-- Opening Marker --

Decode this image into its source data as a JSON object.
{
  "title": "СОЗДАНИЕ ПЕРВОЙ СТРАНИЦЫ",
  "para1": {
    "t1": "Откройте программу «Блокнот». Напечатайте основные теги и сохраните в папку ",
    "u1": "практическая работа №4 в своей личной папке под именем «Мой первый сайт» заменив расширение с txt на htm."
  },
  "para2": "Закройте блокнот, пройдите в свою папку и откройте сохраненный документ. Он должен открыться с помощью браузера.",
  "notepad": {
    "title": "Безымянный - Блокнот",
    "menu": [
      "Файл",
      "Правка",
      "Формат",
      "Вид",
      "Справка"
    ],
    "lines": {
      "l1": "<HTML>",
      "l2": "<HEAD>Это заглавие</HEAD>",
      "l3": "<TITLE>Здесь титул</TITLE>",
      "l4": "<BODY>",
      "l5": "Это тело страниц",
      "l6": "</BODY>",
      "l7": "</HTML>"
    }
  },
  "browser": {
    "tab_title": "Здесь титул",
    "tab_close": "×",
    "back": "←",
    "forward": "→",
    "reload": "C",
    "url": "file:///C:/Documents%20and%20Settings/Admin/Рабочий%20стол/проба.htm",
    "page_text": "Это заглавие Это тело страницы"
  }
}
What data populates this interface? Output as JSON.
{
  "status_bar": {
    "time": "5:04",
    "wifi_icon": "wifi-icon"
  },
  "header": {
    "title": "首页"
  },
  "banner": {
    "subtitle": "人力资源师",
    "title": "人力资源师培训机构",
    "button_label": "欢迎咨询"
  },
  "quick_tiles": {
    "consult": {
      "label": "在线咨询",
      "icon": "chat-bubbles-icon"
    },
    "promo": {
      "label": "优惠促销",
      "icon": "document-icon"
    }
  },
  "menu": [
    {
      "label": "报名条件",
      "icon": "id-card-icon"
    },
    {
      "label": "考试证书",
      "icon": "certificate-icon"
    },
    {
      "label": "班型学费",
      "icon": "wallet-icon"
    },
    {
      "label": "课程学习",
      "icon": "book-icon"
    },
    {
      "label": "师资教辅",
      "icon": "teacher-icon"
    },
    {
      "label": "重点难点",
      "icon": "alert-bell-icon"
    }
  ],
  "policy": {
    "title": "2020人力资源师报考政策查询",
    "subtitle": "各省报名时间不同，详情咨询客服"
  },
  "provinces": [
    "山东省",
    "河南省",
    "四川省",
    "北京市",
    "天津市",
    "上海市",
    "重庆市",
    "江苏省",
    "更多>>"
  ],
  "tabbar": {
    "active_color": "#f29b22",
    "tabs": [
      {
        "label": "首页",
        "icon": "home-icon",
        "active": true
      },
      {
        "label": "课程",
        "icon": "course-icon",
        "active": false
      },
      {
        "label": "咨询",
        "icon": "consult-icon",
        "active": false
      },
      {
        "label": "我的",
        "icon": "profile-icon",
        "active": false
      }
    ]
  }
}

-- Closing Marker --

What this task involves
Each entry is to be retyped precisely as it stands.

Result of the exercise
Decode this image into its source data as a JSON object.
{
  "title": "СОЗДАНИЕ ПЕРВОЙ СТРАНИЦЫ",
  "para1": {
    "t1": "Откройте программу «Блокнот». Напечатайте основные теги и сохраните в папку ",
    "u1": "практическая работа №4 в своей личной папке под именем «Мой первый сайт» заменив расширение с txt на htm."
  },
  "para2": "Закройте блокнот, пройдите в свою папку и откройте сохраненный документ. Он должен открыться с помощью браузера.",
  "notepad": {
    "title": "Безымянный - Блокнот",
    "menu": [
      "Файл",
      "Правка",
      "Формат",
      "Вид",
      "Справка"
    ],
    "lines": {
      "l1": "<HTML>",
      "l2": "<HEAD>Это заглавие</HEAD>",
      "l3": "<TITLE>Здесь титул</TITLE>",
      "l4": "<BODY>",
      "l5": "Это тело страниц",
      "l6": "</BODY>",
      "l7": "</HTML>"
    }
  },
  "browser": {
    "tab_title": "Здесь титул",
    "tab_close": "×",
    "back": "←",
    "forward": "→",
    "reload": "C",
    "url": "file:///C:/Documents%20and%20Settings/Admin/Рабочий%20стол/проба.htm",
    "page_text": "Это заглавие Это тело страницы"
  }
}
What data populates this interface? Output as JSON.
{
  "status_bar": {
    "time": "5:04",
    "wifi_icon": "wifi-icon"
  },
  "header": {
    "title": "首页"
  },
  "banner": {
    "subtitle": "人力资源师",
    "title": "人力资源师培训机构",
    "button_label": "欢迎咨询"
  },
  "quick_tiles": {
    "consult": {
      "label": "在线咨询",
      "icon": "chat-bubbles-icon"
    },
    "promo": {
      "label": "优惠促销",
      "icon": "document-icon"
    }
  },
  "menu": [
    {
      "label": "报名条件",
      "icon": "id-card-icon"
    },
    {
      "label": "考试证书",
      "icon": "certificate-icon"
    },
    {
      "label": "班型学费",
      "icon": "wallet-icon"
    },
    {
      "label": "课程学习",
      "icon": "book-icon"
    },
    {
      "label": "师资教辅",
      "icon": "teacher-icon"
    },
    {
      "label": "重点难点",
      "icon": "alert-bell-icon"
    }
  ],
  "policy": {
    "title": "2020人力资源师报考政策查询",
    "subtitle": "各省报名时间不同，详情咨询客服"
  },
  "provinces": [
    "山东省",
    "河南省",
    "四川省",
    "北京市",
    "天津市",
    "上海市",
    "重庆市",
    "江苏省",
    "更多>>"
  ],
  "tabbar": {
    "active_color": "#f29b22",
    "tabs": [
      {
        "label": "首页",
        "icon": "home-icon",
        "active": true
      },
      {
        "label": "课程",
        "icon": "course-icon",
        "active": false
      },
      {
        "label": "咨询",
        "icon": "consult-icon",
        "active": false
      },
      {
        "label": "我的",
        "icon": "profile-icon",
        "active": false
      }
    ]
  }
}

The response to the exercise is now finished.